Even if Robert Griffin III requires surgery on torn ligaments in his right knee, there’s a good chance he’ll be at or near full strength in time for training camp.
Orthopedic surgeon Dr. Leon Popovitz, founder of the New York Bone & Joint Specialists, said in an interview with Newsday that Griffin would likely have an excellent prognosis if the injuries he suffered in Sunday’s wild card game against the Seahawks required surgery.
The Washington Post reported late Monday that an MRI revealed partial tears of the anterior cruciate ligament and the lateral collateral ligament. He was scheduled to get further tests today in Pensacola, Fla., where noted orthopedic surgeon Dr. James Andrews has his practice.
“In good, solid hands, potential of recovery and returning to full level is excellent,” Popovitz said.
But Popovitz said repairing the LCL is sometimes more complicated than the ACL. Griffin had his ACL reconstructed in 2009 when he was at Baylor. He won the Heisman Trophy after the 2011 season and was the No. 2 overall pick in the 2012 draft.

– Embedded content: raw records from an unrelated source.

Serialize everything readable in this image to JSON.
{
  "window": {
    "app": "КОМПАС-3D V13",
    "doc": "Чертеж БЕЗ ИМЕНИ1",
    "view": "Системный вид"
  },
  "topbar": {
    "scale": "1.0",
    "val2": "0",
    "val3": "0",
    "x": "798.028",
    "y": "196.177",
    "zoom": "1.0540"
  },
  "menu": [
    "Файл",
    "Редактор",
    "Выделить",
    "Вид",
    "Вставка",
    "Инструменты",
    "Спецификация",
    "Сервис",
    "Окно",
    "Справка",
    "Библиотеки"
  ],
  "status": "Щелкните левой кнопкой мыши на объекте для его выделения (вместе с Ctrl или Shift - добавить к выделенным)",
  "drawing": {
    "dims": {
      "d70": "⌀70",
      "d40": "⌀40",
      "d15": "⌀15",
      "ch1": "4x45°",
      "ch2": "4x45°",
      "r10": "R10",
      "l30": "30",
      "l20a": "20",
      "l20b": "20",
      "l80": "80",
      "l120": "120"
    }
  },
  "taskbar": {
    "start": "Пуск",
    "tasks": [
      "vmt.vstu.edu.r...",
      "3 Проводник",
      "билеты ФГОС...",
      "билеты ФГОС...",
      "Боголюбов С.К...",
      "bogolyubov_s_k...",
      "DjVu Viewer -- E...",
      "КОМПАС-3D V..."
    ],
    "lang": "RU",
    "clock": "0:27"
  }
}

“The LCL is causing further instability into the joint,” he said. “That may be tolerable for a weekend warrior or a guy who goes to the gym, but it is very important for a high level athlete. The LCL is a much thinner ligament, so when it’s torn, the ramifications can be very serious. Even though it’s a smaller ligament, it’s a powerful ligament. Injuries to the LCL often go hand-in-hand with porterior laterial injury that includes the very back portion of the knee structures, which are complex and multi-layered.”

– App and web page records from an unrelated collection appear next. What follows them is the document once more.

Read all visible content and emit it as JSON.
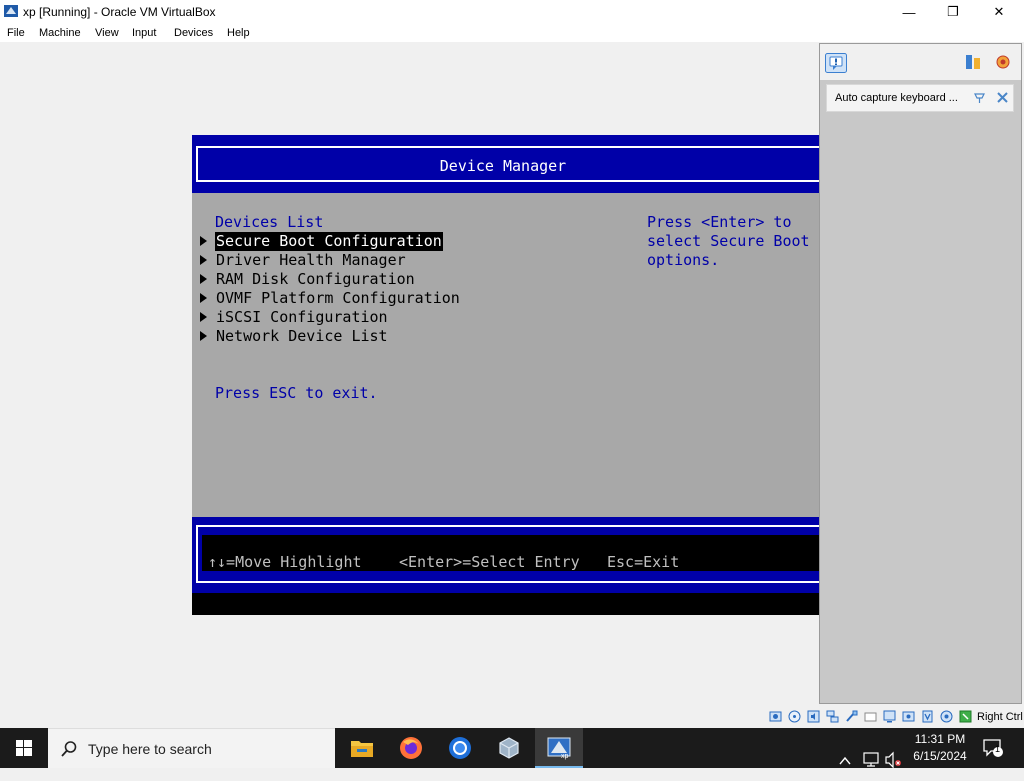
{
  "window": {
    "title": "xp [Running] - Oracle VM VirtualBox",
    "minimize_glyph": "—",
    "restore_glyph": "❐",
    "close_glyph": "✕"
  },
  "menu": [
    "File",
    "Machine",
    "View",
    "Input",
    "Devices",
    "Help"
  ],
  "vm_screen": {
    "header_title": "Device Manager",
    "section_title": "Devices List",
    "items": [
      "Secure Boot Configuration",
      "Driver Health Manager",
      "RAM Disk Configuration",
      "OVMF Platform Configuration",
      "iSCSI Configuration",
      "Network Device List"
    ],
    "selected_index": 0,
    "help_text": [
      "Press <Enter> to",
      "select Secure Boot",
      "options."
    ],
    "exit_hint": "Press ESC to exit.",
    "footer": {
      "move": "↑↓=Move Highlight",
      "select": "<Enter>=Select Entry",
      "exit": "Esc=Exit"
    },
    "colors": {
      "header_bg": "#0000a8",
      "body_bg": "#a8a8a8",
      "accent_text": "#0000a8"
    }
  },
  "notification": {
    "message": "Auto capture keyboard ...",
    "icons": [
      "info-icon",
      "settings-list-icon",
      "notifications-icon",
      "pin-icon",
      "close-icon"
    ]
  },
  "statusbar": {
    "icons": [
      "hard-disk-icon",
      "optical-drive-icon",
      "audio-icon",
      "network-icon",
      "usb-icon",
      "shared-folders-icon",
      "display-icon",
      "recording-icon",
      "cpu-icon",
      "mouse-integration-icon",
      "keyboard-icon"
    ],
    "host_key": "Right Ctrl"
  },
  "taskbar": {
    "search_placeholder": "Type here to search",
    "apps": [
      "file-explorer-icon",
      "firefox-icon",
      "chrome-icon",
      "virtualbox-icon",
      "vm-xp-icon"
    ],
    "time": "11:31 PM",
    "date": "6/15/2024",
    "notification_count": "1"
  }
}
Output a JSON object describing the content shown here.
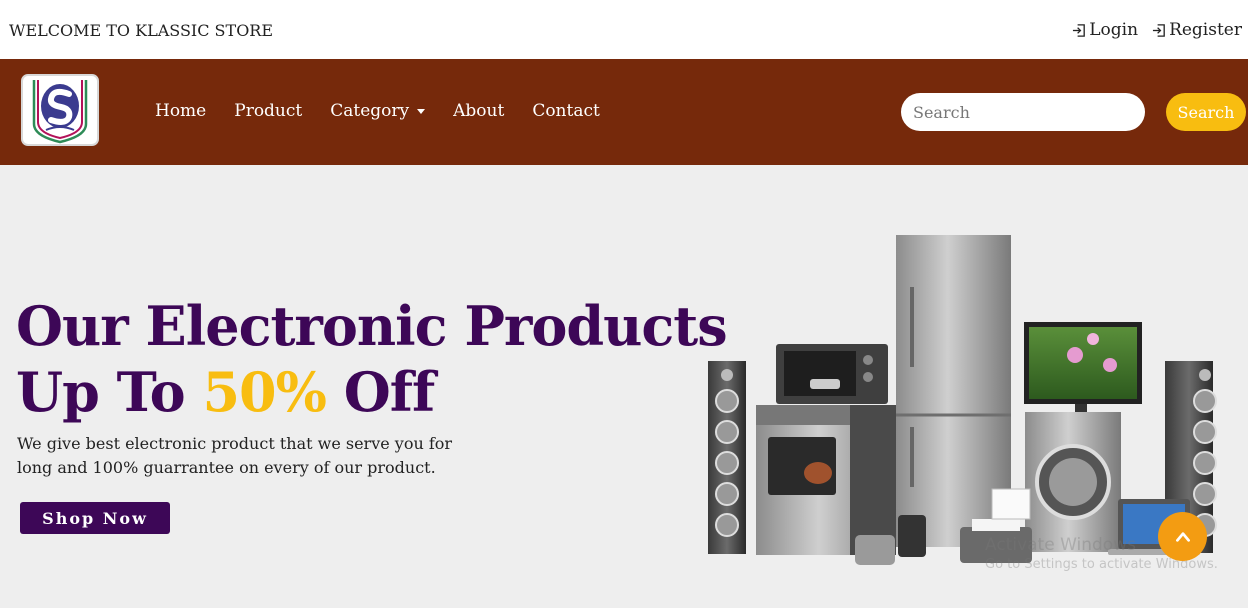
{
  "topbar": {
    "welcome": "WELCOME TO KLASSIC STORE",
    "login": "Login",
    "register": "Register"
  },
  "nav": {
    "items": [
      "Home",
      "Product",
      "Category",
      "About",
      "Contact"
    ]
  },
  "search": {
    "placeholder": "Search",
    "button": "Search"
  },
  "hero": {
    "line1": "Our Electronic Products",
    "line2_prefix": "Up To ",
    "line2_highlight": "50%",
    "line2_suffix": " Off",
    "description": "We give best electronic product that we serve you for long and 100% guarrantee on every of our product.",
    "cta": "Shop Now"
  },
  "watermark": {
    "line1": "Activate Windows",
    "line2": "Go to Settings to activate Windows."
  },
  "colors": {
    "navbar": "#76290b",
    "accent": "#f8bd10",
    "headline": "#3d0757",
    "scroll_button": "#f39c12"
  },
  "icons": {
    "login": "login-icon",
    "register": "register-icon",
    "dropdown": "chevron-down-icon",
    "scroll_top": "chevron-up-icon"
  }
}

Popovitz said the normal recovery from this type of surgery would be between six months and a year, although he said Griffin would have a greater chance of a quick recovery because he is an elite athlete. Vikings running back Adrian Peterson underwent ACL surgery last December and returned in time for the 2012 season, nearly breaking Eric Dickerson’s single-season rushing record.